The rest of the buttons are fine, and the joysticks are pretty great. The joysticks are the best part of this controller for me, not least of all because my hands cramp up when I’m trying to use any other part of the controller. The original Nintendo controller got away with no palm pieces because it was only a couple of buttons and a single d-pad. The Xbox One and PS4 controllers have a bunch of buttons, but they have palm rests to allow for comfortable movement.
The controller we’re reviewing today is caught between the future and the past. It’s small, fits its intended use just fine, but doesn’t successfully account for the ergonomic factors that come with the tapping of many different buttons both at the bottom and at the top of the controller. If I could add a couple of big ugly plastic wings to this controller, things might be different. Of course then it’d just be a DualShock controller with a Moto Z2 in the middle – but that’s not a terrible idea. I wish we were in a place in the mobile industry where either Sony or Microsoft had a reason to make something like that – maybe someday!

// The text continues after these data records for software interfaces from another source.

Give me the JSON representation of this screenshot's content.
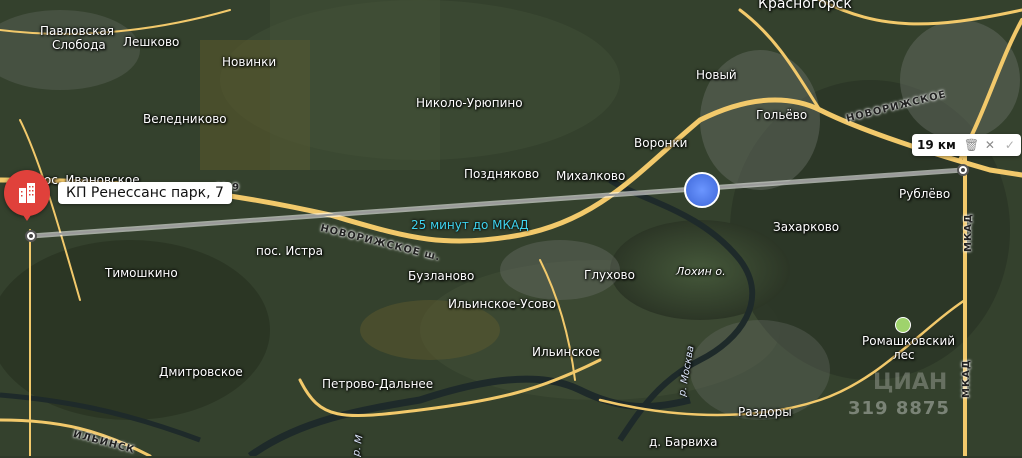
{
  "map": {
    "places": [
      {
        "id": "krasnogorsk",
        "text": "Красногорск"
      },
      {
        "id": "pavlovskaya",
        "text": "Павловская"
      },
      {
        "id": "sloboda",
        "text": "Слобода"
      },
      {
        "id": "leshkovo",
        "text": "Лешково"
      },
      {
        "id": "novinki",
        "text": "Новинки"
      },
      {
        "id": "novy",
        "text": "Новый"
      },
      {
        "id": "velednikovo",
        "text": "Веледниково"
      },
      {
        "id": "nikolo",
        "text": "Николо-Урюпино"
      },
      {
        "id": "golevo",
        "text": "Гольёво"
      },
      {
        "id": "voronki",
        "text": "Воронки"
      },
      {
        "id": "ivanovskoe",
        "text": "пос. Ивановское"
      },
      {
        "id": "pozdnyakovo",
        "text": "Поздняково"
      },
      {
        "id": "mikhalkovo",
        "text": "Михалково"
      },
      {
        "id": "rublevo",
        "text": "Рублёво"
      },
      {
        "id": "zakharkovo",
        "text": "Захарково"
      },
      {
        "id": "istra",
        "text": "пос. Истра"
      },
      {
        "id": "timoshkino",
        "text": "Тимошкино"
      },
      {
        "id": "buzlanovo",
        "text": "Бузланово"
      },
      {
        "id": "glukhovo",
        "text": "Глухово"
      },
      {
        "id": "ilinskoe_usovo",
        "text": "Ильинское-Усово"
      },
      {
        "id": "dmitrovskoe",
        "text": "Дмитровское"
      },
      {
        "id": "ilinskoe",
        "text": "Ильинское"
      },
      {
        "id": "petrovo",
        "text": "Петрово-Дальнее"
      },
      {
        "id": "romashkovsky1",
        "text": "Ромашковский"
      },
      {
        "id": "romashkovsky2",
        "text": "лес"
      },
      {
        "id": "razdory",
        "text": "Раздоры"
      },
      {
        "id": "barviha",
        "text": "д. Барвиха"
      }
    ],
    "water": {
      "lokhin": "Лохин о.",
      "moskva_river": "р. Москва",
      "river_m": "р. М"
    },
    "roads": {
      "novorizhskoe": "НОВОРИЖСКОЕ ш.",
      "novorizhskoe_ne": "НОВОРИЖСКОЕ",
      "mkad": "МКАД",
      "ilinskoe_sh": "ИЛЬИНСК",
      "m9": "М-9",
      "ne_fragment": "Не"
    },
    "route_label": "25 минут до МКАД",
    "pin_label": "КП Ренессанс парк, 7",
    "distance": {
      "text": "19 км",
      "delete_icon": "trash-icon",
      "close_icon": "close-icon",
      "confirm_icon": "check-icon"
    },
    "watermark": {
      "line1": "ЦИАН",
      "line2": "319 8875"
    }
  },
  "colors": {
    "pin": "#e0413b",
    "road": "#f2c96b",
    "route": "#c9c9c9",
    "route_text": "#3fd3ee",
    "highlight": "#4a74e8"
  }
}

When this controller is first attached to a Moto Z, a notification pops up, recommending the user take advantage of an app. The app goes by the name Moto Game Explorer, and it’s developed by the folks at MEDION. This app is available to anyone who owns a Moto Z device and leads the user to a wide variety of games that work with this controller.
Many of these games are free, but there are entries that are amongst the highest-quality in mobile games, and therefore cost cash. Final Fantasy IV, for example, will cost the user $16 USD. But the purchase isn’t through the Moto Game Explorer app, it’s through Google Play. So it’s not as if any purchase here will be relegated to Motorola-made devices.

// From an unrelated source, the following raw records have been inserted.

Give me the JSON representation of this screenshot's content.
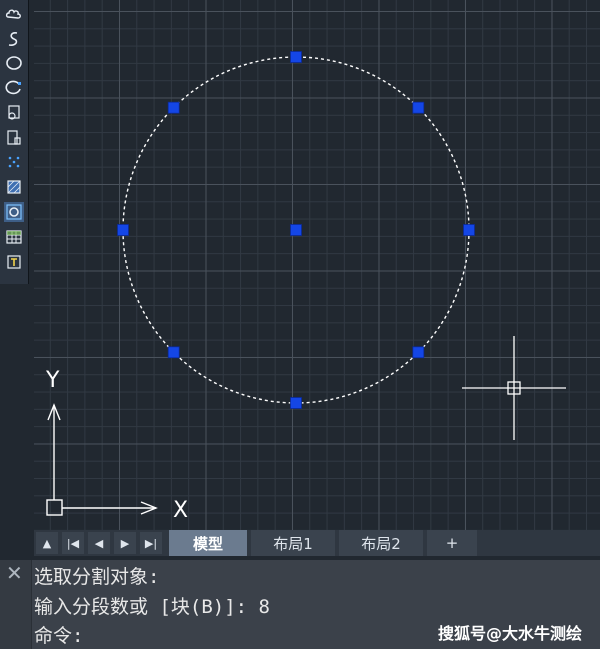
{
  "toolbar": {
    "tools": [
      {
        "icon": "revcloud-icon"
      },
      {
        "icon": "spline-icon"
      },
      {
        "icon": "ellipse-icon"
      },
      {
        "icon": "ellipse-arc-icon"
      },
      {
        "icon": "insert-block-icon"
      },
      {
        "icon": "make-block-icon"
      },
      {
        "icon": "point-icon"
      },
      {
        "icon": "hatch-icon"
      },
      {
        "icon": "region-icon"
      },
      {
        "icon": "table-icon"
      },
      {
        "icon": "multiline-text-icon"
      }
    ]
  },
  "canvas": {
    "ucs_x_label": "X",
    "ucs_y_label": "Y",
    "circle_divisions": 8
  },
  "tabs": {
    "nav": [
      "up-arrow-icon",
      "first-icon",
      "prev-icon",
      "next-icon",
      "last-icon"
    ],
    "items": [
      {
        "label": "模型",
        "active": true
      },
      {
        "label": "布局1",
        "active": false
      },
      {
        "label": "布局2",
        "active": false
      },
      {
        "label": "+",
        "active": false
      }
    ]
  },
  "command": {
    "line1": "选取分割对象:",
    "line2": "输入分段数或 [块(B)]: 8",
    "prompt": "命令:"
  },
  "watermark": "搜狐号@大水牛测绘",
  "colors": {
    "grip": "#1446e6",
    "background": "#212830",
    "circle": "#ffffff"
  }
}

As the app’s listing suggests, “Some games may not enable all functions to work with the Moto Gamepad controller (e.g. menu navigation), and may require the use of the touch screen to execute that function. In addition, some games require user to manually enable gamepad control in settings.” All of the most major-name games I’ve tested so far have worked beautifully. That includes such gems as Minecraft, Sonic The Hedgehog, and Asphalt 8.
On the back of this device is the three-pronged logo of Lenovo Legion. That’s the Legion line of devices introduced by Lenovo in January of 2017. Oddly it would appear that no other mention of the brand is made here – only that one mark. Everything else is MOTO-centric.

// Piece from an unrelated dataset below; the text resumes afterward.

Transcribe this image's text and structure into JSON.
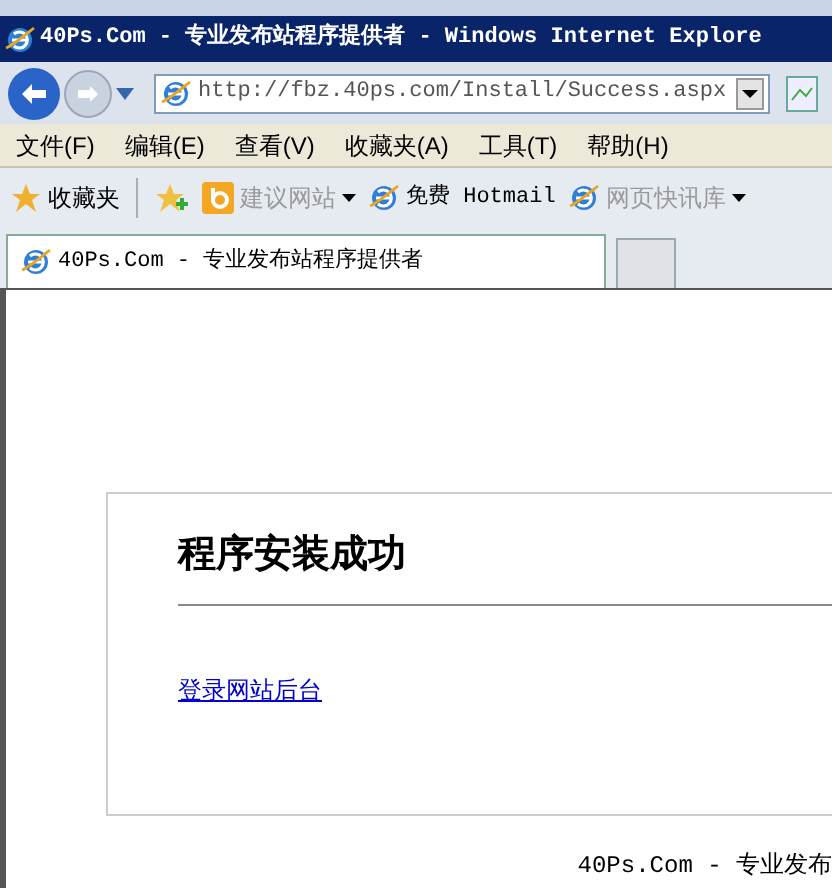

Also the logo on the back is lit up. I didn’t notice for the longest time – and why would I? It’s lit up on the back of the device at a time when you’re never meant to look at the back. This looks pretty epic, but it’s mostly there to show those around you that you’re rocking a Lenovo device.
Inside this controller is a 1035mAh battery which added a few hours of gameplay to my tests. While Motorola suggests we’ll see 8 extra hours for the smartphone, I’d only agree to that sans games. Once using a variety of high-demand games for extended periods of time, those quoted hours go down real quick.
Wrap-up / Availability
I recommend that each person considering buying this device go out and try it – hands-on style – before making that decision. Just like every other controller made for extended gaming sessions, this one really needs to be tested by the gamer’s own hands. If it feels to small for you, like it did me, I wouldn’t buy it.
If however the device fits your hands, your style, or your pocketbook, by all means go for it. It’s a high-quality piece of equipment well worth the money Verizon is charging right this minute.
The Motorola Moto Gamepad Moto Mod is available from Verizon for $50 at the time at which this article is set to be published. It’s also available at a few other stores for $80 – B&H Photo, Next Warehouse, Fry’s – but that’d be silly when Verizon’s is $30 cheaper for the same device.